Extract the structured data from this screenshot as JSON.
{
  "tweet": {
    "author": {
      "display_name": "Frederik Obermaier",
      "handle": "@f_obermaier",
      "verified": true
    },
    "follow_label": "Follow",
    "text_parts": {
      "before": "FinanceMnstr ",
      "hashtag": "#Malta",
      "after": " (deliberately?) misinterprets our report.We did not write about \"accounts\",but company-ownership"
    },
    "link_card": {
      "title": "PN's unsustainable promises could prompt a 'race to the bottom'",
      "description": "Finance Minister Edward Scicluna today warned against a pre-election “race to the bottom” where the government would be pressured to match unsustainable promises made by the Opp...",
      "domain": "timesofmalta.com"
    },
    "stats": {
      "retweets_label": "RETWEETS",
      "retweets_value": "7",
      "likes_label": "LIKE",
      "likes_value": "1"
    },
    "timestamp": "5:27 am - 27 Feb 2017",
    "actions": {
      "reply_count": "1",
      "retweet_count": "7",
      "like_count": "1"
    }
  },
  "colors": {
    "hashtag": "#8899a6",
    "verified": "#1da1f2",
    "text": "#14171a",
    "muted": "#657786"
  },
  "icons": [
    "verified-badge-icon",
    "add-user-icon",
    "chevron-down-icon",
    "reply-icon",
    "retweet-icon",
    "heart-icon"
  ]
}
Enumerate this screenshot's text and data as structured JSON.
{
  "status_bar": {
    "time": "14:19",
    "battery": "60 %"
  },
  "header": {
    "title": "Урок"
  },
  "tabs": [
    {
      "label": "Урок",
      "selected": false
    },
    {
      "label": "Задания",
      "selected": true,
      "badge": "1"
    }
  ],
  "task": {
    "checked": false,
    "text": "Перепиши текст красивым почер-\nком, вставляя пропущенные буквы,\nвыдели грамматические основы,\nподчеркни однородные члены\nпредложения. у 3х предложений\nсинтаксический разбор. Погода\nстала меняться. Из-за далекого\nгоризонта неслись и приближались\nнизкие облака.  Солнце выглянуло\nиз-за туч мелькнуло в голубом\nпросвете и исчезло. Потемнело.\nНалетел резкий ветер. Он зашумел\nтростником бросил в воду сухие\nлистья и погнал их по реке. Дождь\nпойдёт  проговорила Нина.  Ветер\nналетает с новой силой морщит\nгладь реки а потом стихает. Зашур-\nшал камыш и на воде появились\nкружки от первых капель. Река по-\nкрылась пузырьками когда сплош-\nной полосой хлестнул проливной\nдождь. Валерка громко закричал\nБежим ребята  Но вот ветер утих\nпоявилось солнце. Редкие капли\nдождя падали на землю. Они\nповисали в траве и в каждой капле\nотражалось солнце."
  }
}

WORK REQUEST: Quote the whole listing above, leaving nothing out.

RESPONSE AREA:
Extract the structured data from this screenshot as JSON.
{
  "tweet": {
    "author": {
      "display_name": "Frederik Obermaier",
      "handle": "@f_obermaier",
      "verified": true
    },
    "follow_label": "Follow",
    "text_parts": {
      "before": "FinanceMnstr ",
      "hashtag": "#Malta",
      "after": " (deliberately?) misinterprets our report.We did not write about \"accounts\",but company-ownership"
    },
    "link_card": {
      "title": "PN's unsustainable promises could prompt a 'race to the bottom'",
      "description": "Finance Minister Edward Scicluna today warned against a pre-election “race to the bottom” where the government would be pressured to match unsustainable promises made by the Opp...",
      "domain": "timesofmalta.com"
    },
    "stats": {
      "retweets_label": "RETWEETS",
      "retweets_value": "7",
      "likes_label": "LIKE",
      "likes_value": "1"
    },
    "timestamp": "5:27 am - 27 Feb 2017",
    "actions": {
      "reply_count": "1",
      "retweet_count": "7",
      "like_count": "1"
    }
  },
  "colors": {
    "hashtag": "#8899a6",
    "verified": "#1da1f2",
    "text": "#14171a",
    "muted": "#657786"
  },
  "icons": [
    "verified-badge-icon",
    "add-user-icon",
    "chevron-down-icon",
    "reply-icon",
    "retweet-icon",
    "heart-icon"
  ]
}
Enumerate this screenshot's text and data as structured JSON.
{
  "status_bar": {
    "time": "14:19",
    "battery": "60 %"
  },
  "header": {
    "title": "Урок"
  },
  "tabs": [
    {
      "label": "Урок",
      "selected": false
    },
    {
      "label": "Задания",
      "selected": true,
      "badge": "1"
    }
  ],
  "task": {
    "checked": false,
    "text": "Перепиши текст красивым почер-\nком, вставляя пропущенные буквы,\nвыдели грамматические основы,\nподчеркни однородные члены\nпредложения. у 3х предложений\nсинтаксический разбор. Погода\nстала меняться. Из-за далекого\nгоризонта неслись и приближались\nнизкие облака.  Солнце выглянуло\nиз-за туч мелькнуло в голубом\nпросвете и исчезло. Потемнело.\nНалетел резкий ветер. Он зашумел\nтростником бросил в воду сухие\nлистья и погнал их по реке. Дождь\nпойдёт  проговорила Нина.  Ветер\nналетает с новой силой морщит\nгладь реки а потом стихает. Зашур-\nшал камыш и на воде появились\nкружки от первых капель. Река по-\nкрылась пузырьками когда сплош-\nной полосой хлестнул проливной\nдождь. Валерка громко закричал\nБежим ребята  Но вот ветер утих\nпоявилось солнце. Редкие капли\nдождя падали на землю. Они\nповисали в траве и в каждой капле\nотражалось солнце."
  }
}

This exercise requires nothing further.